Tuesday, July 01, 2008

Down South

I have just come back from a week's holiday with my better half in Lymington, at the bottom end of the New Forest. I didn't get much time to get out with camera but managed a couple of short sessions on some saline lagoons that run along the coast. A few oystercatchers were present that allowed fairly close approach but I thought I would concentrate on some fly shots.

There were quit a few terns moving between the lagoons' islands, where they were nesting, and the Solent where they were going on fishing expeditions. Sandwich Tern (although I only saw one), Common Tern and Little Tern were all to be seen. The Little Terns were out of range so I concentrated on the Common Terns. Fortunately one bird landed by my feet which allowed a potrait.

Even though I was a very distant from the nesting islands, birds will still come over to warn me off. A screaming fly-by

The main problem I encountered was wind and light being in opposite directions but a few shots were still to be had.

I managed a photo of the solitary passing sandwich tern

The highlight of the trip was a very close encounter with a Little Egret which allowed a very close approach, to the extent I had to keep backing away to fit the bird in frame.
A moment of self-reflection.
The spines on this stickleback did not help it from an inevitable fate.


kjpweb said...

Very nice to see the little egret up close. Looks very much like our Snowy Egret, but seems to be a little larger, and other than the Snowy has the breast feathers that we are used to from the Great Blue Heron. Coloration around the bill is different, too (maybe). Snowy is yellow, turns pale red only during breeding season.
Cheers, Klaus

Rich Steel said...

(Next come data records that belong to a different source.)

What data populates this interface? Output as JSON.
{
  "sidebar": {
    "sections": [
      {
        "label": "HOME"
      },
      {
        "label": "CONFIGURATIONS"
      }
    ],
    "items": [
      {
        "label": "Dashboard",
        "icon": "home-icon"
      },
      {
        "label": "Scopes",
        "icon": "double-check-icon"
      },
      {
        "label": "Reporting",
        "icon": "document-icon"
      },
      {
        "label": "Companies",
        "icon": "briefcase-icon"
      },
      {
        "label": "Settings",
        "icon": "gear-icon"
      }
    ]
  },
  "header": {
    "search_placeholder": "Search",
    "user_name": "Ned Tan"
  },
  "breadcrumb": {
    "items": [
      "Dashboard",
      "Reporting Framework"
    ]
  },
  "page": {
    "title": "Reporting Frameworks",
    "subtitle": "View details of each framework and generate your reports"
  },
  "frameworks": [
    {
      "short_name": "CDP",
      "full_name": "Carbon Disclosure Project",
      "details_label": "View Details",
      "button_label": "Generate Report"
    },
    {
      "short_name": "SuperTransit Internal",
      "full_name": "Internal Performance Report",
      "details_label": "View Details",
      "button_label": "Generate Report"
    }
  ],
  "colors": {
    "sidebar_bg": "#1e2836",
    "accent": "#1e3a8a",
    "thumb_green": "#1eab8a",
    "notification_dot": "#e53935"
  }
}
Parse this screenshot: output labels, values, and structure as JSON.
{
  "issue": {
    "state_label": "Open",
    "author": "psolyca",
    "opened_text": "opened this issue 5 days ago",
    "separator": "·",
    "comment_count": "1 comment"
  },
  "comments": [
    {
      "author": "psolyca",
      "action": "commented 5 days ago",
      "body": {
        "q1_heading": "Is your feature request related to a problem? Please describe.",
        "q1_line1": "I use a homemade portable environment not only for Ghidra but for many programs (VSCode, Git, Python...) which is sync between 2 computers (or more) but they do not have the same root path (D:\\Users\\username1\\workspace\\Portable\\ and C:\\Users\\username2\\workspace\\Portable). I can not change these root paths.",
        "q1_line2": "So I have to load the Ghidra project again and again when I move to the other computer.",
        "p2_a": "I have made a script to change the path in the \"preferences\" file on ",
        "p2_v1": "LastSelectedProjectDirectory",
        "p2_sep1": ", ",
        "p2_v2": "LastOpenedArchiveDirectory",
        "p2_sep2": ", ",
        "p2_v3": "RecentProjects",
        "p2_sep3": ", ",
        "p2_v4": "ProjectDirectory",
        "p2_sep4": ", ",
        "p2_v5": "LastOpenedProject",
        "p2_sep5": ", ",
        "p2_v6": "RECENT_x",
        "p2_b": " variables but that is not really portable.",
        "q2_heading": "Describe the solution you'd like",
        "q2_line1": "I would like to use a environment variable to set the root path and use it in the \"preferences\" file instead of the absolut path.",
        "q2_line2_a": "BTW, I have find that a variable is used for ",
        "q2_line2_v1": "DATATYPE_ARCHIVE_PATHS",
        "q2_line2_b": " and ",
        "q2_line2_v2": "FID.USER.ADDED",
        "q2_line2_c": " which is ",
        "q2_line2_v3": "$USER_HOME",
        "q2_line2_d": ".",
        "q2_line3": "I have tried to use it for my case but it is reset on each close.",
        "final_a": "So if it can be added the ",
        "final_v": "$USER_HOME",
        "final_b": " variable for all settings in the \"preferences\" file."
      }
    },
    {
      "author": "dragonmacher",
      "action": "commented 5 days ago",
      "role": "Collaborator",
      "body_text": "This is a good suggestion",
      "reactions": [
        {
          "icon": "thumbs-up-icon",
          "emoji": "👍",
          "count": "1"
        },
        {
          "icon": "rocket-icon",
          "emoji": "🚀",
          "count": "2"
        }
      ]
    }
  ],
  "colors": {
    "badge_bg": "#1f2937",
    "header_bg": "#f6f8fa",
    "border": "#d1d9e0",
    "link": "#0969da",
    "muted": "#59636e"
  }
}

Thank you Klaus. It was a pleasure for me as well to get up so close and personnel to a Little Egret and watch it fishing. The Little Egret are quite small birds and the fish in th last shot is probably around 3 inches long to give some scale. The Little Egret gain the longer feathers during the summer. We get the occasional Great White Egret here which are impressively large birds.




Related Posts with Thumbnails